This is the latest skirmish between the TTC and its union, which have battled over security issues, health benefits, job evaluation and, most recently, the reassignment to more night shifts for janitors. The union had threatened an illegal strike over the new maintenance staff schedule, which kicks in Sunday.

“To me, this is a backlash from that,” said Ducharme. “He’s using the operators as pawns on that issue…. There’s no coincidence here.”

According to a 2005 TTC task force on driver safety, 70 per cent of drivers had been assaulted in their career. Operators complain they are routinely kicked, punched, slapped, verbally abused and spit upon and suffer from mental distress, physical pain and worry about the spread of disease through saliva.

“Imagine what Loblaws would do if some of its customers started slapping or punching or spitting on cashiers because they were unhappy with Loblaws’ prices of service,” said Kinnear.

Kinnear called it a matter of “self-defence” given that TTC statistics indicate assaults against operators rose 31 per cent between 1999 and 2003, culminating last October in the shooting of a bus driver in the Morningside-Old Finch-Ave. area. in the northeast section of the city.

“What is happening to us is inhumane and we are simply not going to stand for it anymore,” said Kinnear.

Ducharme, who acknowledged drivers are assaulted once or twice a day, said the TTC supports its staff and reassigns workers if they feel they can’t drive anymore.

Kinnear said the job action would continue until TTC commissioners ensured no wages would be lost for drivers who are forced to go on workers compensation after serious injury or mental stress.
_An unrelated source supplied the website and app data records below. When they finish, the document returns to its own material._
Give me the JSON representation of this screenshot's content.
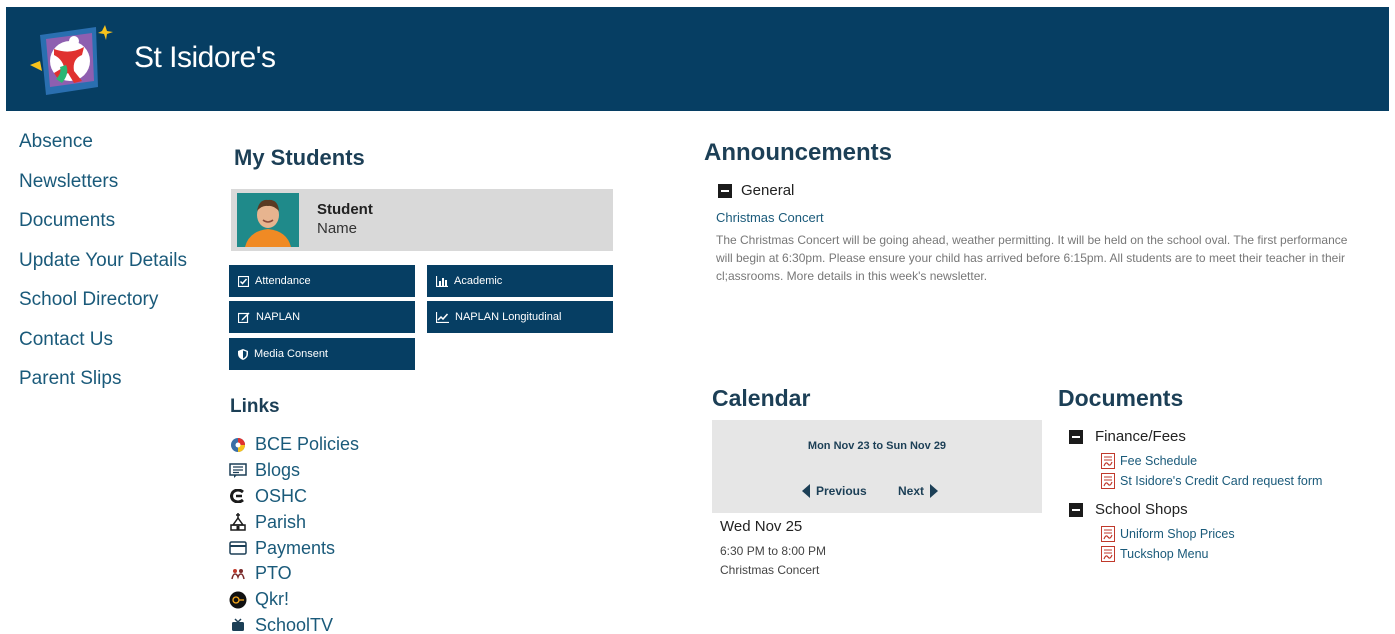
{
  "header": {
    "school_name": "St Isidore's"
  },
  "nav": {
    "items": [
      "Absence",
      "Newsletters",
      "Documents",
      "Update Your Details",
      "School Directory",
      "Contact Us",
      "Parent Slips"
    ]
  },
  "my_students": {
    "title": "My Students",
    "student": {
      "line1": "Student",
      "line2": "Name"
    },
    "tiles": {
      "attendance": "Attendance",
      "academic": "Academic",
      "naplan": "NAPLAN",
      "naplan_longitudinal": "NAPLAN Longitudinal",
      "media_consent": "Media Consent"
    }
  },
  "links": {
    "title": "Links",
    "items": [
      {
        "label": "BCE Policies",
        "icon": "bce-icon"
      },
      {
        "label": "Blogs",
        "icon": "blog-icon"
      },
      {
        "label": "OSHC",
        "icon": "oshc-icon"
      },
      {
        "label": "Parish",
        "icon": "church-icon"
      },
      {
        "label": "Payments",
        "icon": "credit-card-icon"
      },
      {
        "label": "PTO",
        "icon": "pto-icon"
      },
      {
        "label": "Qkr!",
        "icon": "qkr-icon"
      },
      {
        "label": "SchoolTV",
        "icon": "schooltv-icon"
      }
    ]
  },
  "announcements": {
    "title": "Announcements",
    "category": "General",
    "item_title": "Christmas Concert",
    "item_body": "The Christmas Concert will be going ahead, weather permitting.  It will be held on the school oval.  The first performance will begin at 6:30pm.  Please ensure your child has arrived before 6:15pm.  All students are to meet their teacher in their cl;assrooms.  More details in this week's newsletter."
  },
  "calendar": {
    "title": "Calendar",
    "range": "Mon Nov 23 to Sun Nov 29",
    "prev_label": "Previous",
    "next_label": "Next",
    "event": {
      "date": "Wed Nov 25",
      "time": "6:30 PM to 8:00 PM",
      "title": "Christmas Concert"
    }
  },
  "documents": {
    "title": "Documents",
    "groups": [
      {
        "name": "Finance/Fees",
        "items": [
          "Fee Schedule",
          "St Isidore's Credit Card request form"
        ]
      },
      {
        "name": "School Shops",
        "items": [
          "Uniform Shop Prices",
          "Tuckshop Menu"
        ]
      }
    ]
  },
  "colors": {
    "brand_navy": "#063e63",
    "link_blue": "#1a5a7a",
    "heading": "#1c3f56"
  }
}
Currently, those drivers only get 75 per cent of their income.